Adaptive

An adaptive automation works with the feedback of reality to manage the changes of the system.

It implies an intelligent automation that rules the functionality of the objectives to be achieved.

It includes redundancy and self-exclusion mechanisms to ensure quality.

But its intelligent process is based on its capacity to modify the system to deal with the environment.

The Architecture of Automation

The architecture of automation defines the structures of conceptual engineering. It can also be defined by the conceptual design of the automation system.

AutomationIn operational terms, the architecture of automation is integrated by systemic objects that transform energy, operational objects that seek to generate value and robots that automate the work processes to optimize the energetic algorithm.

The objective of an automation process is the generation of value to be added to the participants of a “system”.

The transformation of the energy is sustained by a knowledge bank and a quality assurance model.

It is a system that learns from the feedback to improve the work processes while it is included in robots and systemic objects.

The knowledge banks that sustain the operation are generated by the members of the system. Therefore, the system is closed although it is open if the energy equation is considered.

Robotics

When talking about robotics we are using the word in its universal meaning including industrial, virtual, home o whatever the function of a robot might be.

RobotRobotics uses a system that allows introducing information of reality, introducing conceptual operational structures to modify the knowledge the system has, making decisions and dealing with the feedback from reality.

The objective of a robot is to develop a work. This work needs to generate value with quality assurance which defines robots as paradigmatic objects.

Objects have a concept that is implicit in their function to generate value, working within the limits of their quality assurance.

When talking about third or fourth generation robots, they include a methodology that allows learning and operating based on pre-established controls and learning processes.

Quality AssuranceQuality Assurance

Robots need to have a quality assurance system with a redundant method to ensure their operation.

It is necessary then to have a self-excluding system to deactivate the robot when its work exceeds the operational parameters established to achieve its objective.

The redundant method has to be fully reliable and needs to trigger a self-exclusion automatism when redundancy cannot fulfill the working standards.

Classification of Robots:

First generation robots

They are robots with predefined operations that can only be reprogrammed by changing their hardware.

By definition a first generation robot has rigid parameters and quality assurance systems based on its exclusion when the operational limits are exceeded.

Second generation robots

They are robots that produce predefined operations but they can be reprogrammed changing their software.

They have the possibility of having quality assurance systems to generate operational alerts to adjust their functionality based on the feedback of their system and not only their operation. Second generation robots are “slaves” with inflexible programs to obtain fixed results based on the knowledge introduced by human programming.

Third generation robots

They are robots that have a learning capacity based on the measurement of the results produced. Based on this feedback they regulate the energy they use according to the power needed for each activity.

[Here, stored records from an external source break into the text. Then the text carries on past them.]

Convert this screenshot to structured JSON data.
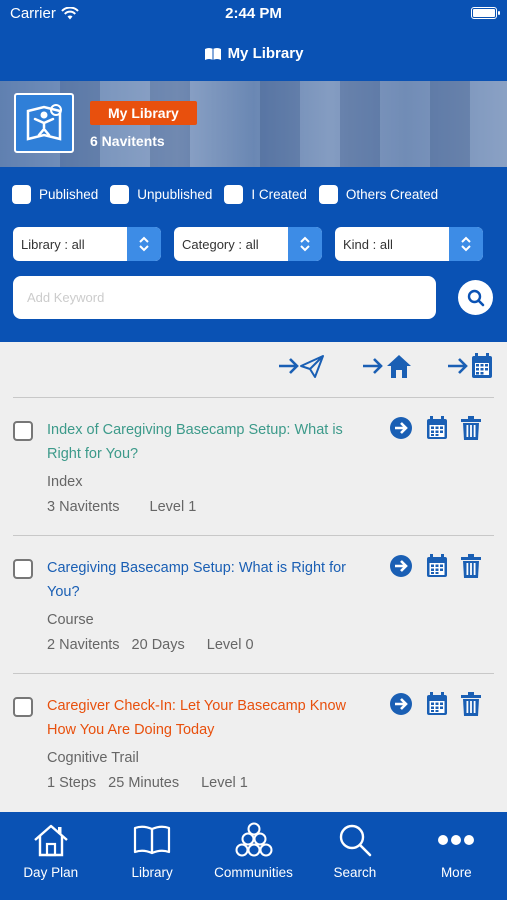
{
  "status_bar": {
    "carrier": "Carrier",
    "time": "2:44 PM"
  },
  "navbar": {
    "title": "My Library"
  },
  "banner": {
    "badge": "My Library",
    "count": "6 Navitents"
  },
  "filters": {
    "checkboxes": [
      "Published",
      "Unpublished",
      "I Created",
      "Others Created"
    ],
    "selects": [
      "Library : all",
      "Category : all",
      "Kind : all"
    ],
    "keyword_placeholder": "Add Keyword"
  },
  "items": [
    {
      "title": "Index of Caregiving Basecamp Setup: What is Right for You?",
      "kind": "Index",
      "meta": [
        "3 Navitents",
        "Level 1"
      ],
      "color": "#3c9a8a"
    },
    {
      "title": "Caregiving Basecamp Setup: What is Right for You?",
      "kind": "Course",
      "meta": [
        "2 Navitents",
        "20 Days",
        "Level 0"
      ],
      "color": "#1a5fb4"
    },
    {
      "title": "Caregiver Check-In: Let Your Basecamp Know How You Are Doing Today",
      "kind": "Cognitive Trail",
      "meta": [
        "1 Steps",
        "25 Minutes",
        "Level 1"
      ],
      "color": "#e8500d"
    }
  ],
  "tabs": [
    {
      "label": "Day Plan",
      "icon": "house-icon"
    },
    {
      "label": "Library",
      "icon": "book-icon"
    },
    {
      "label": "Communities",
      "icon": "communities-icon"
    },
    {
      "label": "Search",
      "icon": "search-icon"
    },
    {
      "label": "More",
      "icon": "more-icon"
    }
  ],
  "colors": {
    "primary": "#0a52b4",
    "accent": "#e8500d",
    "link_blue": "#1a5fb4",
    "teal": "#3c9a8a"
  }
}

Learning is based on the restricted context they work with. Their learning systems will become improved based on the evolution of information technology.

Fourth generation robots

They are those robots that are able to integrate in an interdependent way with the context they work in. They have the capacity to learn from their own operational experience and from the feedback coming from other interrelated systems.

They develop a learning process based on the feedback to generate simulations until the knowledge is integrated in their system to generate a reliable operation.

Conclusion

The function of robots is to work and generate value. That is why they are homologous to human work. Each generation of robots develops work in a different way.